Work task: Scan the listing below for the word "Content", then copy each line that has it.

Source information:
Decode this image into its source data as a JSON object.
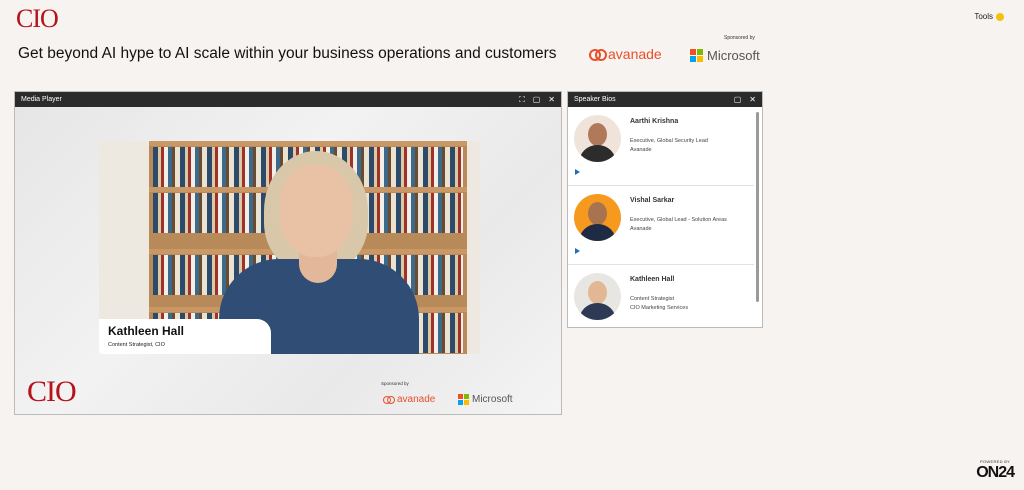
{
  "header": {
    "logo": "CIO",
    "tools_label": "Tools",
    "title": "Get beyond AI hype to AI scale within your business operations and customers",
    "sponsored_label": "Sponsored by",
    "sponsors": [
      "avanade",
      "Microsoft"
    ]
  },
  "media_player": {
    "title": "Media Player",
    "speaker_name": "Kathleen Hall",
    "speaker_title": "Content Strategist, CIO",
    "logo": "CIO",
    "sponsored_label": "Sponsored by",
    "sponsors": [
      "avanade",
      "Microsoft"
    ]
  },
  "speaker_bios": {
    "title": "Speaker Bios",
    "speakers": [
      {
        "name": "Aarthi Krishna",
        "title_line1": "Executive, Global Security Lead",
        "title_line2": "Avanade",
        "avatar_bg": "#f0e4da"
      },
      {
        "name": "Vishal Sarkar",
        "title_line1": "Executive, Global Lead - Solution Areas",
        "title_line2": "Avanade",
        "avatar_bg": "#f59a1e"
      },
      {
        "name": "Kathleen Hall",
        "title_line1": "Content Strategist",
        "title_line2": "CIO Marketing Services",
        "avatar_bg": "#e8e6e3"
      }
    ]
  },
  "footer": {
    "powered_by": "POWERED BY",
    "brand": "ON24"
  },
  "colors": {
    "cio_red": "#b5121b",
    "avanade_orange": "#e8502a",
    "panel_header": "#2b2b2b",
    "ms_red": "#f25022",
    "ms_green": "#7fba00",
    "ms_blue": "#00a4ef",
    "ms_yellow": "#ffb900"
  }
}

Response below:
    "speaker_title": "Content Strategist, CIO",
        "title_line1": "Content Strategist",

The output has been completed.